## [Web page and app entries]
[Start of Attachment]
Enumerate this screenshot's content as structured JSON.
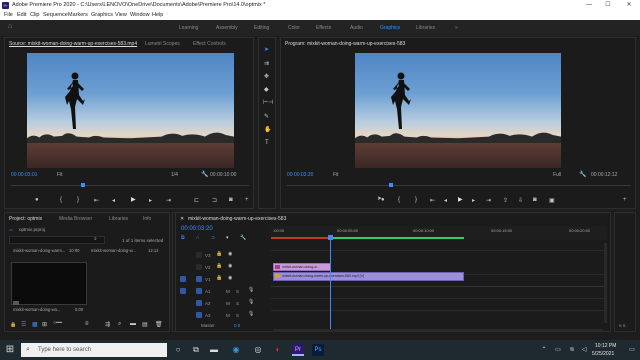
{
  "window": {
    "title": "Adobe Premiere Pro 2020 - C:\\Users\\LENOVO\\OneDrive\\Documents\\Adobe\\Premiere Pro\\14.0\\optmix *",
    "app_icon": "Pr",
    "controls": [
      "—",
      "☐",
      "✕"
    ]
  },
  "menu": [
    "File",
    "Edit",
    "Clip",
    "Sequence",
    "Markers",
    "Graphics",
    "View",
    "Window",
    "Help"
  ],
  "workspaces": {
    "home_icon": "home-icon",
    "items": [
      "Learning",
      "Assembly",
      "Editing",
      "Color",
      "Effects",
      "Audio",
      "Graphics",
      "Libraries"
    ],
    "active": "Graphics",
    "more": "»"
  },
  "source": {
    "tabs": [
      "Source: mixkit-woman-doing-warm-up-exercises-583.mp4",
      "Lumetri Scopes",
      "Effect Controls"
    ],
    "timecode": "00:00:03:01",
    "fit": "Fit",
    "page": "1/4",
    "duration": "00:00:10:00"
  },
  "program": {
    "tabs": [
      "Program: mixkit-woman-doing-warm-up-exercises-583"
    ],
    "timecode": "00:00:03:20",
    "fit": "Fit",
    "quality": "Full",
    "duration": "00:00:12:12"
  },
  "project": {
    "tabs": [
      "Project: optmix",
      "Media Browser",
      "Libraries",
      "Info"
    ],
    "path": "optmix.prproj",
    "selection": "1 of 1 items selected",
    "items": [
      {
        "name": "mixkit-woman-doing-warm...",
        "duration": "10:00"
      },
      {
        "name": "mixkit-woman-doing-w...",
        "duration": "12:12"
      }
    ],
    "thumb_label": "mixkit-woman-doing-wa...",
    "thumb_duration": "5:00"
  },
  "timeline": {
    "tab": "mixkit-woman-doing-warm-up-exercises-583",
    "timecode": "00:00:03:20",
    "ruler": [
      ":00:00",
      "00:00:05:00",
      "00:00:10:00",
      "00:00:15:00",
      "00:00:20:00"
    ],
    "tracks_video": [
      "V3",
      "V2",
      "V1"
    ],
    "tracks_audio": [
      "A1",
      "A2",
      "A3"
    ],
    "master": "Master",
    "master_value": "0.0",
    "video_clip": "mixkit-woman-doing-w...",
    "audio_clip": "mixkit-woman-doing-warm-up-exercises-583.mp4 [V]"
  },
  "taskbar": {
    "search_placeholder": "Type here to search",
    "time": "10:12 PM",
    "date": "5/25/2021"
  },
  "colors": {
    "accent": "#3f8cff",
    "video_clip": "#c79bdb",
    "audio_clip": "#9b8fd9"
  }
}
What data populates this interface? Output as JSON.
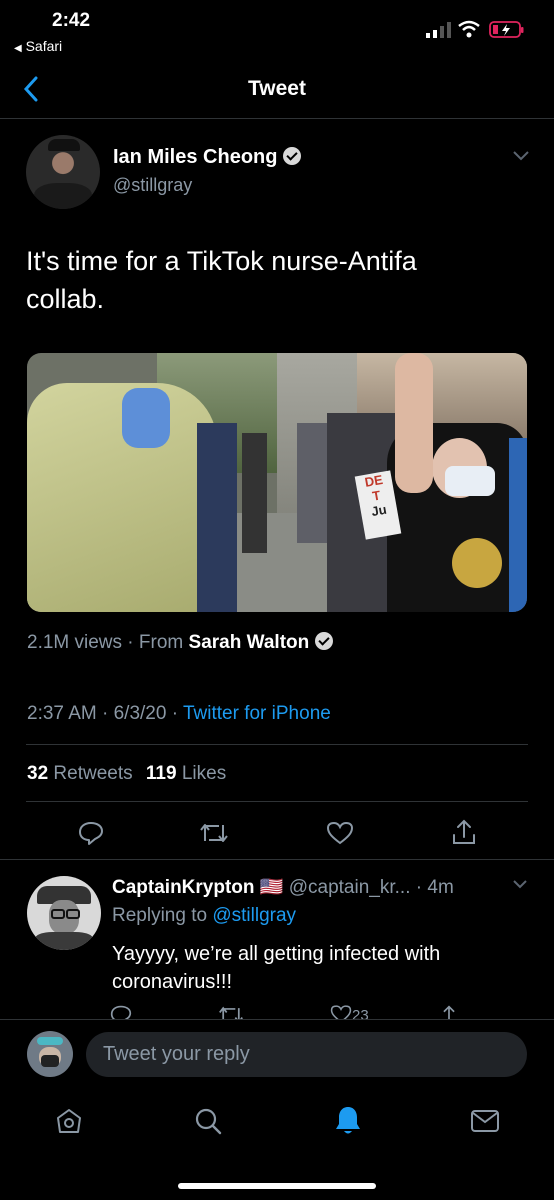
{
  "status_bar": {
    "time": "2:42",
    "back_app": "Safari"
  },
  "header": {
    "title": "Tweet"
  },
  "tweet": {
    "author_name": "Ian Miles Cheong",
    "author_handle": "@stillgray",
    "text": "It's time for a TikTok nurse-Antifa collab.",
    "sign_text_1": "DE",
    "sign_text_2": "T",
    "sign_text_3": "Ju",
    "views": "2.1M views",
    "from_label": "From",
    "from_name": "Sarah Walton",
    "time": "2:37 AM",
    "date": "6/3/20",
    "client": "Twitter for iPhone",
    "retweets_count": "32",
    "retweets_label": "Retweets",
    "likes_count": "119",
    "likes_label": "Likes"
  },
  "reply": {
    "author_name": "CaptainKrypton",
    "flag": "🇺🇸",
    "author_handle": "@captain_kr...",
    "time": "4m",
    "replying_label": "Replying to",
    "replying_to": "@stillgray",
    "text": "Yayyyy, we’re all getting infected with coronavirus!!!",
    "like_count": "23"
  },
  "composer": {
    "placeholder": "Tweet your reply"
  },
  "colors": {
    "accent": "#1d9bf0",
    "background": "#000000",
    "secondary_text": "#8b98a5"
  }
}
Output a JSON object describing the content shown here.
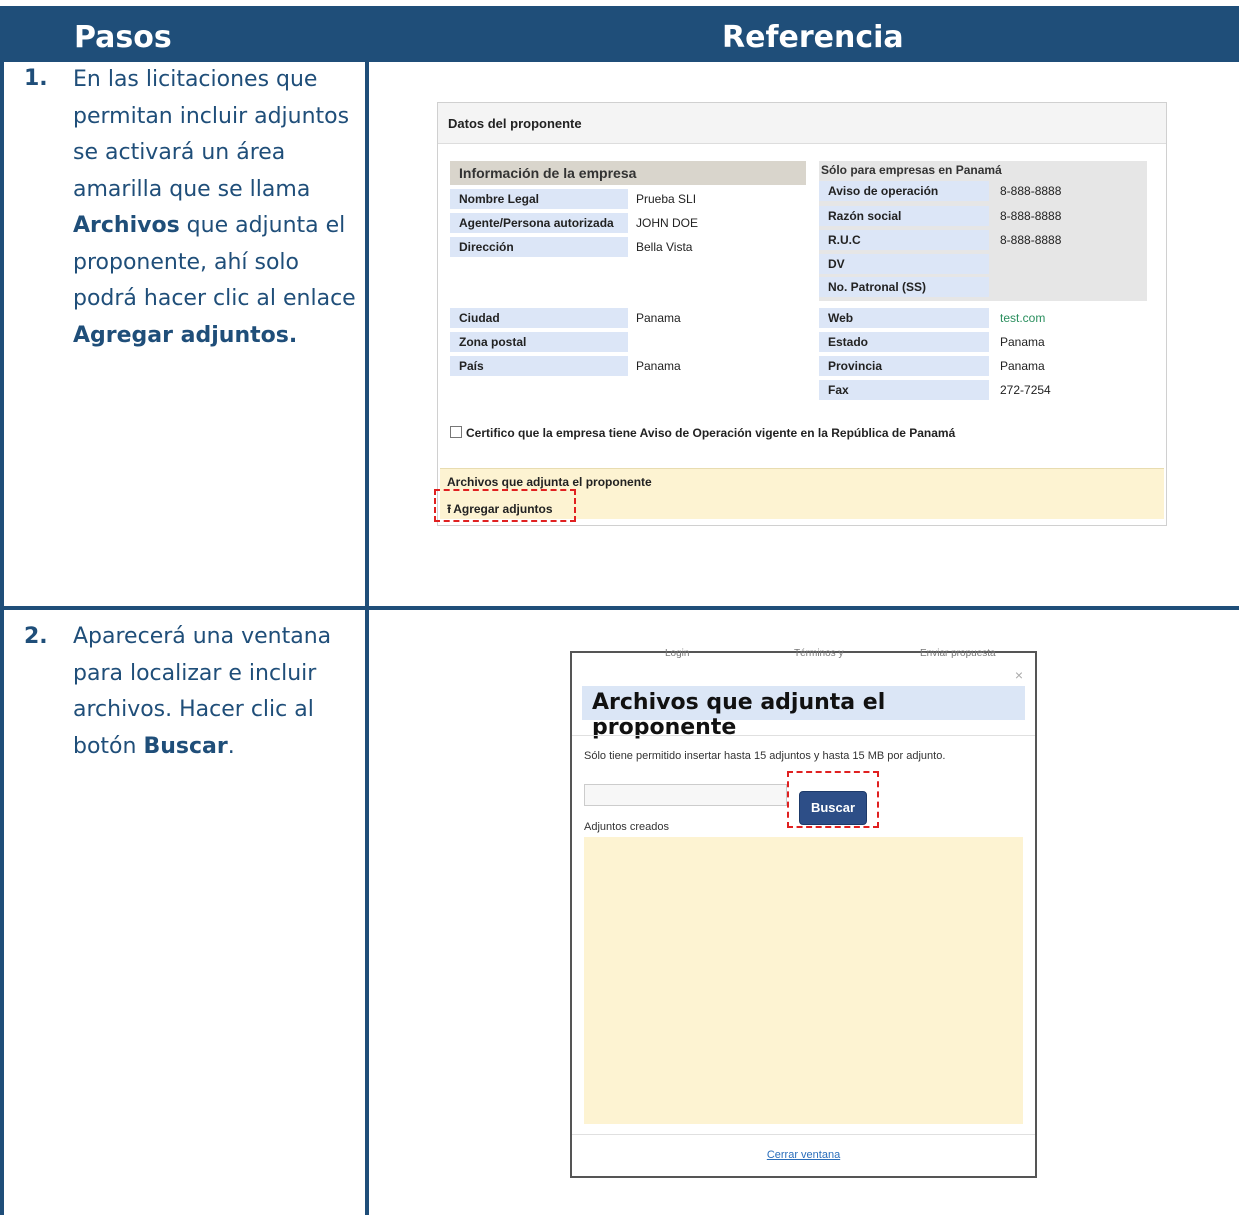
{
  "header": {
    "col1": "Pasos",
    "col2": "Referencia"
  },
  "steps": [
    {
      "num": "1.",
      "parts": [
        "En las licitaciones que permitan incluir adjuntos se activará un área amarilla que se llama ",
        "Archivos",
        " que adjunta el proponente, ahí solo podrá hacer clic al enlace ",
        "Agregar adjuntos."
      ]
    },
    {
      "num": "2.",
      "parts": [
        "Aparecerá una ventana para localizar e incluir archivos. Hacer clic al botón ",
        "Buscar",
        "."
      ]
    }
  ],
  "shot1": {
    "panel_title": "Datos del proponente",
    "section_title": "Información de la empresa",
    "left_fields": [
      {
        "label": "Nombre Legal",
        "value": "Prueba SLI"
      },
      {
        "label": "Agente/Persona autorizada",
        "value": "JOHN DOE"
      },
      {
        "label": "Dirección",
        "value": "Bella Vista"
      },
      {
        "label": "Ciudad",
        "value": "Panama"
      },
      {
        "label": "Zona postal",
        "value": ""
      },
      {
        "label": "País",
        "value": "Panama"
      }
    ],
    "right_title": "Sólo para empresas en Panamá",
    "right_fields": [
      {
        "label": "Aviso de operación",
        "value": "8-888-8888"
      },
      {
        "label": "Razón social",
        "value": "8-888-8888"
      },
      {
        "label": "R.U.C",
        "value": "8-888-8888"
      },
      {
        "label": "DV",
        "value": ""
      },
      {
        "label": "No. Patronal (SS)",
        "value": ""
      },
      {
        "label": "Web",
        "value": "test.com"
      },
      {
        "label": "Estado",
        "value": "Panama"
      },
      {
        "label": "Provincia",
        "value": "Panama"
      },
      {
        "label": "Fax",
        "value": "272-7254"
      }
    ],
    "certify_text": "Certifico que la empresa tiene Aviso de Operación vigente en la República de Panamá",
    "yellow_title": "Archivos que adjunta el proponente",
    "add_link": "Agregar adjuntos",
    "upload_icon": "upload-icon"
  },
  "shot2": {
    "bg_peek": [
      "Login",
      "Términos y",
      "Enviar propuesta"
    ],
    "close_glyph": "×",
    "title": "Archivos que adjunta el proponente",
    "note": "Sólo tiene permitido insertar hasta 15 adjuntos y hasta 15 MB por adjunto.",
    "buscar": "Buscar",
    "created_label": "Adjuntos creados",
    "close_link": "Cerrar ventana"
  },
  "colors": {
    "header": "#1f4e79",
    "highlight": "#e02020",
    "yellow": "#fdf3d2",
    "button": "#2d4e87"
  }
}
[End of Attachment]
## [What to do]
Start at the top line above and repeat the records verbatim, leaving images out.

## [Problem solution]
Enumerate this screenshot's content as structured JSON.
{
  "window": {
    "title": "Adobe Premiere Pro 2020 - C:\\Users\\LENOVO\\OneDrive\\Documents\\Adobe\\Premiere Pro\\14.0\\optmix *",
    "app_icon": "Pr",
    "controls": [
      "—",
      "☐",
      "✕"
    ]
  },
  "menu": [
    "File",
    "Edit",
    "Clip",
    "Sequence",
    "Markers",
    "Graphics",
    "View",
    "Window",
    "Help"
  ],
  "workspaces": {
    "home_icon": "home-icon",
    "items": [
      "Learning",
      "Assembly",
      "Editing",
      "Color",
      "Effects",
      "Audio",
      "Graphics",
      "Libraries"
    ],
    "active": "Graphics",
    "more": "»"
  },
  "source": {
    "tabs": [
      "Source: mixkit-woman-doing-warm-up-exercises-583.mp4",
      "Lumetri Scopes",
      "Effect Controls"
    ],
    "timecode": "00:00:03:01",
    "fit": "Fit",
    "page": "1/4",
    "duration": "00:00:10:00"
  },
  "program": {
    "tabs": [
      "Program: mixkit-woman-doing-warm-up-exercises-583"
    ],
    "timecode": "00:00:03:20",
    "fit": "Fit",
    "quality": "Full",
    "duration": "00:00:12:12"
  },
  "project": {
    "tabs": [
      "Project: optmix",
      "Media Browser",
      "Libraries",
      "Info"
    ],
    "path": "optmix.prproj",
    "selection": "1 of 1 items selected",
    "items": [
      {
        "name": "mixkit-woman-doing-warm...",
        "duration": "10:00"
      },
      {
        "name": "mixkit-woman-doing-w...",
        "duration": "12:12"
      }
    ],
    "thumb_label": "mixkit-woman-doing-wa...",
    "thumb_duration": "5:00"
  },
  "timeline": {
    "tab": "mixkit-woman-doing-warm-up-exercises-583",
    "timecode": "00:00:03:20",
    "ruler": [
      ":00:00",
      "00:00:05:00",
      "00:00:10:00",
      "00:00:15:00",
      "00:00:20:00"
    ],
    "tracks_video": [
      "V3",
      "V2",
      "V1"
    ],
    "tracks_audio": [
      "A1",
      "A2",
      "A3"
    ],
    "master": "Master",
    "master_value": "0.0",
    "video_clip": "mixkit-woman-doing-w...",
    "audio_clip": "mixkit-woman-doing-warm-up-exercises-583.mp4 [V]"
  },
  "taskbar": {
    "search_placeholder": "Type here to search",
    "time": "10:12 PM",
    "date": "5/25/2021"
  },
  "colors": {
    "accent": "#3f8cff",
    "video_clip": "#c79bdb",
    "audio_clip": "#9b8fd9"
  }
}
What data populates this interface? Output as JSON.
{
  "status_bar": {
    "time": "2:42",
    "back_app": "Safari"
  },
  "header": {
    "title": "Tweet"
  },
  "tweet": {
    "author_name": "Ian Miles Cheong",
    "author_handle": "@stillgray",
    "text": "It's time for a TikTok nurse-Antifa collab.",
    "sign_text_1": "DE",
    "sign_text_2": "T",
    "sign_text_3": "Ju",
    "views": "2.1M views",
    "from_label": "From",
    "from_name": "Sarah Walton",
    "time": "2:37 AM",
    "date": "6/3/20",
    "client": "Twitter for iPhone",
    "retweets_count": "32",
    "retweets_label": "Retweets",
    "likes_count": "119",
    "likes_label": "Likes"
  },
  "reply": {
    "author_name": "CaptainKrypton",
    "flag": "🇺🇸",
    "author_handle": "@captain_kr...",
    "time": "4m",
    "replying_label": "Replying to",
    "replying_to": "@stillgray",
    "text": "Yayyyy, we’re all getting infected with coronavirus!!!",
    "like_count": "23"
  },
  "composer": {
    "placeholder": "Tweet your reply"
  },
  "colors": {
    "accent": "#1d9bf0",
    "background": "#000000",
    "secondary_text": "#8b98a5"
  }
}
Output a JSON object describing the content shown here.
{
  "header": {
    "col1": "Pasos",
    "col2": "Referencia"
  },
  "steps": [
    {
      "num": "1.",
      "parts": [
        "En las licitaciones que permitan incluir adjuntos se activará un área amarilla que se llama ",
        "Archivos",
        " que adjunta el proponente, ahí solo podrá hacer clic al enlace ",
        "Agregar adjuntos."
      ]
    },
    {
      "num": "2.",
      "parts": [
        "Aparecerá una ventana para localizar e incluir archivos. Hacer clic al botón ",
        "Buscar",
        "."
      ]
    }
  ],
  "shot1": {
    "panel_title": "Datos del proponente",
    "section_title": "Información de la empresa",
    "left_fields": [
      {
        "label": "Nombre Legal",
        "value": "Prueba SLI"
      },
      {
        "label": "Agente/Persona autorizada",
        "value": "JOHN DOE"
      },
      {
        "label": "Dirección",
        "value": "Bella Vista"
      },
      {
        "label": "Ciudad",
        "value": "Panama"
      },
      {
        "label": "Zona postal",
        "value": ""
      },
      {
        "label": "País",
        "value": "Panama"
      }
    ],
    "right_title": "Sólo para empresas en Panamá",
    "right_fields": [
      {
        "label": "Aviso de operación",
        "value": "8-888-8888"
      },
      {
        "label": "Razón social",
        "value": "8-888-8888"
      },
      {
        "label": "R.U.C",
        "value": "8-888-8888"
      },
      {
        "label": "DV",
        "value": ""
      },
      {
        "label": "No. Patronal (SS)",
        "value": ""
      },
      {
        "label": "Web",
        "value": "test.com"
      },
      {
        "label": "Estado",
        "value": "Panama"
      },
      {
        "label": "Provincia",
        "value": "Panama"
      },
      {
        "label": "Fax",
        "value": "272-7254"
      }
    ],
    "certify_text": "Certifico que la empresa tiene Aviso de Operación vigente en la República de Panamá",
    "yellow_title": "Archivos que adjunta el proponente",
    "add_link": "Agregar adjuntos",
    "upload_icon": "upload-icon"
  },
  "shot2": {
    "bg_peek": [
      "Login",
      "Términos y",
      "Enviar propuesta"
    ],
    "close_glyph": "×",
    "title": "Archivos que adjunta el proponente",
    "note": "Sólo tiene permitido insertar hasta 15 adjuntos y hasta 15 MB por adjunto.",
    "buscar": "Buscar",
    "created_label": "Adjuntos creados",
    "close_link": "Cerrar ventana"
  },
  "colors": {
    "header": "#1f4e79",
    "highlight": "#e02020",
    "yellow": "#fdf3d2",
    "button": "#2d4e87"
  }
}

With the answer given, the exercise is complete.